------ PROVIDED RECORDS ------
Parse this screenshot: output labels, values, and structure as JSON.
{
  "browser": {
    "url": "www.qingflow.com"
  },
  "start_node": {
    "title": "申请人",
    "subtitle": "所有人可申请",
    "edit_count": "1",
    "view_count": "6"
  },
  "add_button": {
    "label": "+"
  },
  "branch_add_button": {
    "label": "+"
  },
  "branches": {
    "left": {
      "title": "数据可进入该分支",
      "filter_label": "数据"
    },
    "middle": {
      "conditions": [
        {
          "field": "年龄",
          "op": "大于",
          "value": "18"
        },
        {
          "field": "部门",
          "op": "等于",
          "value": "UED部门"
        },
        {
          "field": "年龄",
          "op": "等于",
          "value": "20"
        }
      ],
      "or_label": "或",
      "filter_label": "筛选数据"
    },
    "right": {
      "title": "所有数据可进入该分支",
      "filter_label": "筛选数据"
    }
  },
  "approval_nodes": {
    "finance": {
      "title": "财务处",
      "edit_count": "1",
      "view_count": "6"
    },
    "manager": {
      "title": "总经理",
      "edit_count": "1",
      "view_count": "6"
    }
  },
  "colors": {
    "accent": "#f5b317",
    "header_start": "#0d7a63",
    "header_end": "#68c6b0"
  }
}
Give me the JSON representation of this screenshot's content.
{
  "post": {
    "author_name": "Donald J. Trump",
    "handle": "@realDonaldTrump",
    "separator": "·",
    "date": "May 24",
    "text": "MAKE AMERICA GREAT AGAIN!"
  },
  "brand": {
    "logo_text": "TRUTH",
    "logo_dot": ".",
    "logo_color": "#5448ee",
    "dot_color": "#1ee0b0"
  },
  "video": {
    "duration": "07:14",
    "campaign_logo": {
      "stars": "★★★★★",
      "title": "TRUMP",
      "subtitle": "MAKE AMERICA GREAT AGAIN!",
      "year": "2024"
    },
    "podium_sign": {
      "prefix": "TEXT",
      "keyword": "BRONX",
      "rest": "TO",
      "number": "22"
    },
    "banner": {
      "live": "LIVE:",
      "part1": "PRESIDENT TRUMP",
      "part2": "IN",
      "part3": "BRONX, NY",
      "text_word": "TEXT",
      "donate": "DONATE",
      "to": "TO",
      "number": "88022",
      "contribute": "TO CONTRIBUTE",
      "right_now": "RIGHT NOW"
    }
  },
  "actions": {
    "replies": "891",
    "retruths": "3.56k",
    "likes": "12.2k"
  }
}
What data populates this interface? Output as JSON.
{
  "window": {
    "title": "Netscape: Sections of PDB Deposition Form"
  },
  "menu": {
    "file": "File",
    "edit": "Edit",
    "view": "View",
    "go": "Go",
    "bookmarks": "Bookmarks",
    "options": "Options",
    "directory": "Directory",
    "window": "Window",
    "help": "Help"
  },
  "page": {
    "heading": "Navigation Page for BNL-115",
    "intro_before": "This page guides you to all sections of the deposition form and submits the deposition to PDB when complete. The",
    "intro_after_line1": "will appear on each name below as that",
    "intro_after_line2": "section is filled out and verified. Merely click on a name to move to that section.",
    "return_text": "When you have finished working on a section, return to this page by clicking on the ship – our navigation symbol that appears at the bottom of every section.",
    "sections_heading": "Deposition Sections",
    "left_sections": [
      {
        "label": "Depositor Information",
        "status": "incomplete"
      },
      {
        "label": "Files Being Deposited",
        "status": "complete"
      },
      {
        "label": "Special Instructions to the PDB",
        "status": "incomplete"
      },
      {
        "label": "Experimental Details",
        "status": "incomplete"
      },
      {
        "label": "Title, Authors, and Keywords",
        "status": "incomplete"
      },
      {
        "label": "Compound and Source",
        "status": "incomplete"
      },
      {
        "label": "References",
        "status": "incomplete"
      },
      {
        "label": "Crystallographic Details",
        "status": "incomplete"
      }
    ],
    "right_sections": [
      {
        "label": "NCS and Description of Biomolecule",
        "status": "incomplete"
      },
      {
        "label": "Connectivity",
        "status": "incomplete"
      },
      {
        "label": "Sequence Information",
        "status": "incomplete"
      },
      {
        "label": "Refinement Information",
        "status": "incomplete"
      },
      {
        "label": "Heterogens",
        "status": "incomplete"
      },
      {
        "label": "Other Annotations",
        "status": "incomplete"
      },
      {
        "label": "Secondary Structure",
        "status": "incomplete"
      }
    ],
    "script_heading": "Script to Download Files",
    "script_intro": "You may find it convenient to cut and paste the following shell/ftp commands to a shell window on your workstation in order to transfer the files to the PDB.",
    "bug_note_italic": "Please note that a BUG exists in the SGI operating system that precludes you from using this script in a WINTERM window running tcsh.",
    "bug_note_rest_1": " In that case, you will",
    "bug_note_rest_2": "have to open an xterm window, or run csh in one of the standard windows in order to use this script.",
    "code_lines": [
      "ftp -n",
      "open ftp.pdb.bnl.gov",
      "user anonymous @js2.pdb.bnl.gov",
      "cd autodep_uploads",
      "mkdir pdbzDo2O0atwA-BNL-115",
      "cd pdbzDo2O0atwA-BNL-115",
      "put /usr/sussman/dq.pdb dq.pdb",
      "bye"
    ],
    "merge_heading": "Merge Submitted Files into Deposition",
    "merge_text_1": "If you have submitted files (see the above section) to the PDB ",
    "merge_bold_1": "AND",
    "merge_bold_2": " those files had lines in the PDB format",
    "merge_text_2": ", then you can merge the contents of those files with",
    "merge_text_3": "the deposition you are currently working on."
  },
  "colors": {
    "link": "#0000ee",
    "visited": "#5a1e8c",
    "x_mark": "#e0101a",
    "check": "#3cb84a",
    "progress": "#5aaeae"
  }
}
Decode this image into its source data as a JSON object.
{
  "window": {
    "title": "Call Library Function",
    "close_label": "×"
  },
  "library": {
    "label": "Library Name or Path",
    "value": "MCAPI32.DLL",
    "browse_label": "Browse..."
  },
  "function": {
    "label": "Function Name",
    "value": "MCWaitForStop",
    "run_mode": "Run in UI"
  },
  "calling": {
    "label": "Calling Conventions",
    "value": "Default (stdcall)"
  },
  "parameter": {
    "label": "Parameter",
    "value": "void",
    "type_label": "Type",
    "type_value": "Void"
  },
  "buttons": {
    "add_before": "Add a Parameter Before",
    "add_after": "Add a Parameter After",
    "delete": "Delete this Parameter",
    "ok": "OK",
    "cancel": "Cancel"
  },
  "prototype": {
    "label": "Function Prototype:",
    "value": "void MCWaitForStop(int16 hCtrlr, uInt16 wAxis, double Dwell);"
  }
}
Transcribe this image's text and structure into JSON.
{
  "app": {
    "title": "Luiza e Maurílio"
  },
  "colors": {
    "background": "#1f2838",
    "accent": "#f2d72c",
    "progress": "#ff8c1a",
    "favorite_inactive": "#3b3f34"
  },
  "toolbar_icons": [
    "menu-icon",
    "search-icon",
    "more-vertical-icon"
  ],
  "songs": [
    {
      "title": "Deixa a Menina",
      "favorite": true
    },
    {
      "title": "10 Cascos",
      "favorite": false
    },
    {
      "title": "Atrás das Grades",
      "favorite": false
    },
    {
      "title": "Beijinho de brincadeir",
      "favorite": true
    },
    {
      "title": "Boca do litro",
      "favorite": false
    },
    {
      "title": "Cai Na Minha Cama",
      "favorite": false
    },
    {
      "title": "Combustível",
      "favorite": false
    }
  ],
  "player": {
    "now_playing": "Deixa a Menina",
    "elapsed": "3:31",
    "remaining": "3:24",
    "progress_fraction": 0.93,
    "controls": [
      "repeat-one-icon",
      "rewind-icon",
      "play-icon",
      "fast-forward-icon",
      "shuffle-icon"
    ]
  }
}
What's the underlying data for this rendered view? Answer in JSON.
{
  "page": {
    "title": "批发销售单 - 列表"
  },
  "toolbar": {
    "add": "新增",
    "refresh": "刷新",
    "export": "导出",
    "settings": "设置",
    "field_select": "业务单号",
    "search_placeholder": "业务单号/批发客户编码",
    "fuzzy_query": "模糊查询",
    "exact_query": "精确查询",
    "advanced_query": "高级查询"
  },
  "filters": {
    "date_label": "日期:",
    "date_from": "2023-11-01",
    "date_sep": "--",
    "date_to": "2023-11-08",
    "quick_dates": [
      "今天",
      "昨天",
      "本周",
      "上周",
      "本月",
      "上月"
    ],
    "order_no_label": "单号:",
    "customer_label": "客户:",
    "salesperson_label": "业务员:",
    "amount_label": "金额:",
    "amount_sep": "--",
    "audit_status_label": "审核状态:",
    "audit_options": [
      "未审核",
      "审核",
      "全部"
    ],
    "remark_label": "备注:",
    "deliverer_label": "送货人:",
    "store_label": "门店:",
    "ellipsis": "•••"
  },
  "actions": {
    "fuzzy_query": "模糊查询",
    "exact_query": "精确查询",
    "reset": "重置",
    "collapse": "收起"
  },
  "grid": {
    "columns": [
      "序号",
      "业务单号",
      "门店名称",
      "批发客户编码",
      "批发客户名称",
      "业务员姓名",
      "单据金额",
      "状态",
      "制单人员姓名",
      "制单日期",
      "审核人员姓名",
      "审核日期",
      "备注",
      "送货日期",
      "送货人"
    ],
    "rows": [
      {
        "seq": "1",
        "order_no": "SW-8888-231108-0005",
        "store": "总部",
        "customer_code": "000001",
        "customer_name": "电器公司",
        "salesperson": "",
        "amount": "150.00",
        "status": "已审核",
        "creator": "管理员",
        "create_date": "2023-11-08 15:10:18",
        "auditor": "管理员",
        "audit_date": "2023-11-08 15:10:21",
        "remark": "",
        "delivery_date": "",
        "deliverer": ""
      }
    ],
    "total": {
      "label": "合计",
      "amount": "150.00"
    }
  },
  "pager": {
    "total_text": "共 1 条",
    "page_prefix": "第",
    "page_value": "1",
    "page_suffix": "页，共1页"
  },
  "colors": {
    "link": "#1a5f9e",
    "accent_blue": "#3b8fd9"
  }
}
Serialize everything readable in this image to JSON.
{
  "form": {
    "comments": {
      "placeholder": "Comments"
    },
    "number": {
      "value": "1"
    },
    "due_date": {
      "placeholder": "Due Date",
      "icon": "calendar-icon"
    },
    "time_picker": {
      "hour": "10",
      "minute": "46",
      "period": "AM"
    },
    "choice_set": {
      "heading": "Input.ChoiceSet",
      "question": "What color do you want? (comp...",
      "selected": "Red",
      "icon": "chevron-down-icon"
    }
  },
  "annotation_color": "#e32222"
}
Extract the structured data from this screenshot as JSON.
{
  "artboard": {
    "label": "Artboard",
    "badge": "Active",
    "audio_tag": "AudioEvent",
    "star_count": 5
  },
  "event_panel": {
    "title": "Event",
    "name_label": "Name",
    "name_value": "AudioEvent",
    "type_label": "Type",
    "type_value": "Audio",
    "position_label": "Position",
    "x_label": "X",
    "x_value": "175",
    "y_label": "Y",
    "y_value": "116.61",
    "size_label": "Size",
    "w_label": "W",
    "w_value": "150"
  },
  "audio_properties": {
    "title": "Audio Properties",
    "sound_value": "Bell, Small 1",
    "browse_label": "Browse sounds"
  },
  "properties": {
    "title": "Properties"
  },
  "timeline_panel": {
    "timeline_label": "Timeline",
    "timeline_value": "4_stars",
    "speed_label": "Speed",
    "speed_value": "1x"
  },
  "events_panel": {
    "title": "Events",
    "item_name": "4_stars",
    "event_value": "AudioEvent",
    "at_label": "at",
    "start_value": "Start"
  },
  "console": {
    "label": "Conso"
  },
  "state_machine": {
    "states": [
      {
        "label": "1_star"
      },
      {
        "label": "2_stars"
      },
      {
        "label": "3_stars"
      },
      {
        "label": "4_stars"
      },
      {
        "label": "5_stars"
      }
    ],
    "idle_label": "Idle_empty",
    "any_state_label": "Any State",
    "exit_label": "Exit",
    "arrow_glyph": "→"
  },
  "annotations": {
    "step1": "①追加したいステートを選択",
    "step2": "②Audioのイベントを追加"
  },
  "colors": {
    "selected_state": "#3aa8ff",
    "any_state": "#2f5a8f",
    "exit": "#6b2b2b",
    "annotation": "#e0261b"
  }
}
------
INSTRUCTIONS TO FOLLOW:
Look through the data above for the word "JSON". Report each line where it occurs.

ANSWER TO THIS EXERCISE:
Parse this screenshot: output labels, values, and structure as JSON.
Give me the JSON representation of this screenshot's content.
What data populates this interface? Output as JSON.
Decode this image into its source data as a JSON object.
Transcribe this image's text and structure into JSON.
What's the underlying data for this rendered view? Answer in JSON.
Serialize everything readable in this image to JSON.
Extract the structured data from this screenshot as JSON.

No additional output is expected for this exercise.